Marxism and Ecological Economics: An Assessment of the Past, Present, and Future
AbstractOver the last few decades, as the field of ecological economics became more established and recognized, there has nevertheless been limited interaction between Marxist authors and ecological economics. This paper will present an assessment of the positive and negative engagements that have taken place in recent decades, the current state of affairs and areas for potential future collaboration. On the one hand, there are many cases of closed-mindedness, ignorance or dogmatic views from certain individuals from both general perspectives. Moreover, both Marxism and ecological economics represent large tents with many varied perspectives contained within each. In spite of a lack of constructive engagement, there are several important examples providing the potential of fruitful collaboration going forward.
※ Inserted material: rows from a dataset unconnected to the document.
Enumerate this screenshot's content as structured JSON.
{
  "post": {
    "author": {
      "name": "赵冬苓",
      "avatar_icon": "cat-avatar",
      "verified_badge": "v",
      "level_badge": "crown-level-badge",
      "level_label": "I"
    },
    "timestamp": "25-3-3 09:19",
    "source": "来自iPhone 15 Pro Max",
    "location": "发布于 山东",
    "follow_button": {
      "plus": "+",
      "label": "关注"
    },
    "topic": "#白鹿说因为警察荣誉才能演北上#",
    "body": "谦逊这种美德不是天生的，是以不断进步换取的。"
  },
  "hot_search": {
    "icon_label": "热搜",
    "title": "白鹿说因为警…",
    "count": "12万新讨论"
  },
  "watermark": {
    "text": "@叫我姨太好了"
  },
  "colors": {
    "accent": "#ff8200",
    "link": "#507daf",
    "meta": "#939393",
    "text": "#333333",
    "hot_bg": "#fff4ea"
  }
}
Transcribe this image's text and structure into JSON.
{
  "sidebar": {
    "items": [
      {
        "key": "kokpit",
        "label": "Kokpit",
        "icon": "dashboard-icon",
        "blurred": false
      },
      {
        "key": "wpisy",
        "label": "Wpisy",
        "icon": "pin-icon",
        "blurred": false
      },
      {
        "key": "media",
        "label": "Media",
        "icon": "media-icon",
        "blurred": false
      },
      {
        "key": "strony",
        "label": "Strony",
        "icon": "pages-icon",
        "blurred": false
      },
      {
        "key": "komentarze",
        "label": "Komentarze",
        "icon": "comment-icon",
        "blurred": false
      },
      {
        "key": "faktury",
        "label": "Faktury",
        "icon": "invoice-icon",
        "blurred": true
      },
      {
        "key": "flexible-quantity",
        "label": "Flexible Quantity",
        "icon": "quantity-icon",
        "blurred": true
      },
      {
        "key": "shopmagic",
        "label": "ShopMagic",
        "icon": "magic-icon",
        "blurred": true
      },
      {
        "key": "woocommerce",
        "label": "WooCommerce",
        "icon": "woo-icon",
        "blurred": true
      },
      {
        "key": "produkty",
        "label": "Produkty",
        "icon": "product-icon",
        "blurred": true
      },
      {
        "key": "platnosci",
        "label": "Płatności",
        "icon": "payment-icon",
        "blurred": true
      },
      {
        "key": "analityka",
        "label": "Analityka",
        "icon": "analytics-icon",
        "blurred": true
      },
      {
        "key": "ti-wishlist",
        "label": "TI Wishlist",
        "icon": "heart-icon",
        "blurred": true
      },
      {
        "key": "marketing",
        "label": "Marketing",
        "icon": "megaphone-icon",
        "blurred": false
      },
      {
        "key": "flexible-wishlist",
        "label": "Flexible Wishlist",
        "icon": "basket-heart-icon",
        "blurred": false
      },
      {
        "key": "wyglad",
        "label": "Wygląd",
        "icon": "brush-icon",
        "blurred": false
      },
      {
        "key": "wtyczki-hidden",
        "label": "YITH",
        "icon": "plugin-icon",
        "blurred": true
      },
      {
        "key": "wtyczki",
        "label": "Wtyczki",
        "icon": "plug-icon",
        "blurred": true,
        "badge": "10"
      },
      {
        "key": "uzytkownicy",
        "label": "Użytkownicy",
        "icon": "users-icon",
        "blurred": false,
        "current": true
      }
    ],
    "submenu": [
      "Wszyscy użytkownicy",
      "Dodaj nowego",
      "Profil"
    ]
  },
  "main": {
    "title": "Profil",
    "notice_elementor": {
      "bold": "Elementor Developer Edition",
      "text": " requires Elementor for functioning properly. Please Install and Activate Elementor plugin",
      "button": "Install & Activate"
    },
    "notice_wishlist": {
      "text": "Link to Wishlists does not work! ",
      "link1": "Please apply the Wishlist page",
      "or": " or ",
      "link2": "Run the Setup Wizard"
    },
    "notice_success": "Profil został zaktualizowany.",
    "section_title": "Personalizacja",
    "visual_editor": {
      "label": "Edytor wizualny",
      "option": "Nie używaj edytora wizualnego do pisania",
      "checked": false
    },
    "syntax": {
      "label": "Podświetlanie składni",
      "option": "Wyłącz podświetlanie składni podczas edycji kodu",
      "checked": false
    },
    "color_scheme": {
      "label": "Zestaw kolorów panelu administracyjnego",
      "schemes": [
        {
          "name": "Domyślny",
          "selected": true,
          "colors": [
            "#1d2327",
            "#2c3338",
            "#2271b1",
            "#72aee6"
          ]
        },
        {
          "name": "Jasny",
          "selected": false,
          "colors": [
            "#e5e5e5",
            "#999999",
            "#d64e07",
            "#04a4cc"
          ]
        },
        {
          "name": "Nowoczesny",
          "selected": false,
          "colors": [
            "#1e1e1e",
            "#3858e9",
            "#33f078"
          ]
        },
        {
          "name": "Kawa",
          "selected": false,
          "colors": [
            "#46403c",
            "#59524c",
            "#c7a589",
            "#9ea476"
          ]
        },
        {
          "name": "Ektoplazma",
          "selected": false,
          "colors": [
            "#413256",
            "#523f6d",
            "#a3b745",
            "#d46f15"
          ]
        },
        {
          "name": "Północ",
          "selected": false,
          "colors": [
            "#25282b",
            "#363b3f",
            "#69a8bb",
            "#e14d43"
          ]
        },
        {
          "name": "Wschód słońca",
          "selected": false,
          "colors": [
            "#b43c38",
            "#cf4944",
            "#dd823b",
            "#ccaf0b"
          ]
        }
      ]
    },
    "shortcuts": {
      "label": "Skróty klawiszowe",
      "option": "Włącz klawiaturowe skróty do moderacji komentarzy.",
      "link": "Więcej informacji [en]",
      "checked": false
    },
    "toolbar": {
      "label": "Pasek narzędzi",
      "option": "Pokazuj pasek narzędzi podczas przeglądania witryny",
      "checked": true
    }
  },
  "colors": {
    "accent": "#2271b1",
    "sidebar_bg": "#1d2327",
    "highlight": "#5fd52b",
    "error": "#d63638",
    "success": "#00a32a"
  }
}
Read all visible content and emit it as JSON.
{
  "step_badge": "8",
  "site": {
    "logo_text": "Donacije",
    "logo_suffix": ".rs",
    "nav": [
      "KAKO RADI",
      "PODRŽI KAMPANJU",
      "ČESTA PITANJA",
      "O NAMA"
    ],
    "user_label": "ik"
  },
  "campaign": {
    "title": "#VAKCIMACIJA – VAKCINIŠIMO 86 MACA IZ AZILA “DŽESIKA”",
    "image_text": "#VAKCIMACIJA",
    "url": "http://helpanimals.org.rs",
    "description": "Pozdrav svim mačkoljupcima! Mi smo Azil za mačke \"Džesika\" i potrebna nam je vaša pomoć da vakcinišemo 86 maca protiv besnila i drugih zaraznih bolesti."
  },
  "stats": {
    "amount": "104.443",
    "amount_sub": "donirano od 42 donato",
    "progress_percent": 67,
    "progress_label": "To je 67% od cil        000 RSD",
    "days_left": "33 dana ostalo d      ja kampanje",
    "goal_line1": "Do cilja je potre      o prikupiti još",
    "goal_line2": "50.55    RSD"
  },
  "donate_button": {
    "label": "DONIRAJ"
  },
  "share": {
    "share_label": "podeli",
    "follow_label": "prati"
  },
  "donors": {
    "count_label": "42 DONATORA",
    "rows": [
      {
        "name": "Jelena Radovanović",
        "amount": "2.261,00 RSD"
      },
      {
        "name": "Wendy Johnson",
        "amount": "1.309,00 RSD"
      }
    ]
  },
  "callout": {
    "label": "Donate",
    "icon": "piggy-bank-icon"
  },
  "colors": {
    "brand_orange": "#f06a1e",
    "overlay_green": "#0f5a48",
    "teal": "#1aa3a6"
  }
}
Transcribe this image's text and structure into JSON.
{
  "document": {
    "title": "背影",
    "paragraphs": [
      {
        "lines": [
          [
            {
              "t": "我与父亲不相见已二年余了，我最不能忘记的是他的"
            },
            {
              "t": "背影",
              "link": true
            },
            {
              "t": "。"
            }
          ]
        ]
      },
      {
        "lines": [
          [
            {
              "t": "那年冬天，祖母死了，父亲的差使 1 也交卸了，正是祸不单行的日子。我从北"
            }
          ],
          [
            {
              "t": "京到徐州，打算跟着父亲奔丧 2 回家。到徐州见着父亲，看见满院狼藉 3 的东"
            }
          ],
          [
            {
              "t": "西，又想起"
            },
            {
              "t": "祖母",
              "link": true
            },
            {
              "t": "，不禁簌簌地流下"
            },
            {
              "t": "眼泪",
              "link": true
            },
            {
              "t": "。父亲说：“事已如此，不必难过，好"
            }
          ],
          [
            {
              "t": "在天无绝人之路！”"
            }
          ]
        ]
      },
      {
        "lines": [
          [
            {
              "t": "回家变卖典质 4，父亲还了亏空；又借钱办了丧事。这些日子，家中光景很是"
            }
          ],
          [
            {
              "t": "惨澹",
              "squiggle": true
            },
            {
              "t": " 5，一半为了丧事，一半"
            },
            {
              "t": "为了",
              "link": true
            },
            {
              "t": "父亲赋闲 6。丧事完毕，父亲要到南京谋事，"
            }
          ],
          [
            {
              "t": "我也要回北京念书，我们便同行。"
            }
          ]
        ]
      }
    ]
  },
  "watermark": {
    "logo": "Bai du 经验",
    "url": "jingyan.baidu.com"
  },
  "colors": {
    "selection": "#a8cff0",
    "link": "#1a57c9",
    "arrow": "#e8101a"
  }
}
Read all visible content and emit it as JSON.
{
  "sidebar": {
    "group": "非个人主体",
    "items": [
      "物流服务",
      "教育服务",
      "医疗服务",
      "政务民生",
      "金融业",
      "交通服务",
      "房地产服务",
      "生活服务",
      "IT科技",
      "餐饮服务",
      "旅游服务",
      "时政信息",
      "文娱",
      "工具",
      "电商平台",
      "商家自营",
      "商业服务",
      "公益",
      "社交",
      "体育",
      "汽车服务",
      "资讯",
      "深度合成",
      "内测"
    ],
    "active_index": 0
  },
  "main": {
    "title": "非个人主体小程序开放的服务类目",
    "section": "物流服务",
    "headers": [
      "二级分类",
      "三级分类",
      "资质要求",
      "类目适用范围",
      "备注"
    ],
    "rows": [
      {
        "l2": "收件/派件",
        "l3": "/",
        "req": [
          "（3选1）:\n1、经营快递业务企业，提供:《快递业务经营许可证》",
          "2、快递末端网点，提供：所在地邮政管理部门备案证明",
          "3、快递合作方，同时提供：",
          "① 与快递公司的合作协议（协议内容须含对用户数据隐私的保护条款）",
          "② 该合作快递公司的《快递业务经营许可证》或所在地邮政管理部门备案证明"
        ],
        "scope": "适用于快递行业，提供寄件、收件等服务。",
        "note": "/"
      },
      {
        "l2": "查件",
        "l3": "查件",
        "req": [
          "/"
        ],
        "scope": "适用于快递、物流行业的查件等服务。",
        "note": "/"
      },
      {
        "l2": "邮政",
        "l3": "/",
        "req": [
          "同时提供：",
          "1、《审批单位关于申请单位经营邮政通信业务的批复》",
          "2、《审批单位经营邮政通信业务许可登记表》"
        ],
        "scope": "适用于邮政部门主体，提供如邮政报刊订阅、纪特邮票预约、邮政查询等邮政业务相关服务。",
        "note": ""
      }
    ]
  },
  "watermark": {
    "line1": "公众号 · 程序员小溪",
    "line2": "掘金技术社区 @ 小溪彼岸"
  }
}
Given the major limitations of the neoclassical approach and associated ideological defense of capitalism, one would have assumed that heterodox approaches, including Marxist economics, would be a better fit with the paradigm of ecological economics. One problem is the compartmentalization of heterodox views within the broad field of economics, but this paper will seek to explain why there has been limited engagement, in spite of significant potential.
Several of the relevant issues discussed in this paper are methodological pluralism, theories of value, the concept of natural capital and thermodynamics, entropy and economics. A comprehensive evaluation is not possible in a single paper but several key authors addressed include Georgescu-Roegen, Altvater, O’Connor, Foster, Burkett, Barkin, Martinez-Alier, Gomez-Baggethun, Daly and Costanza.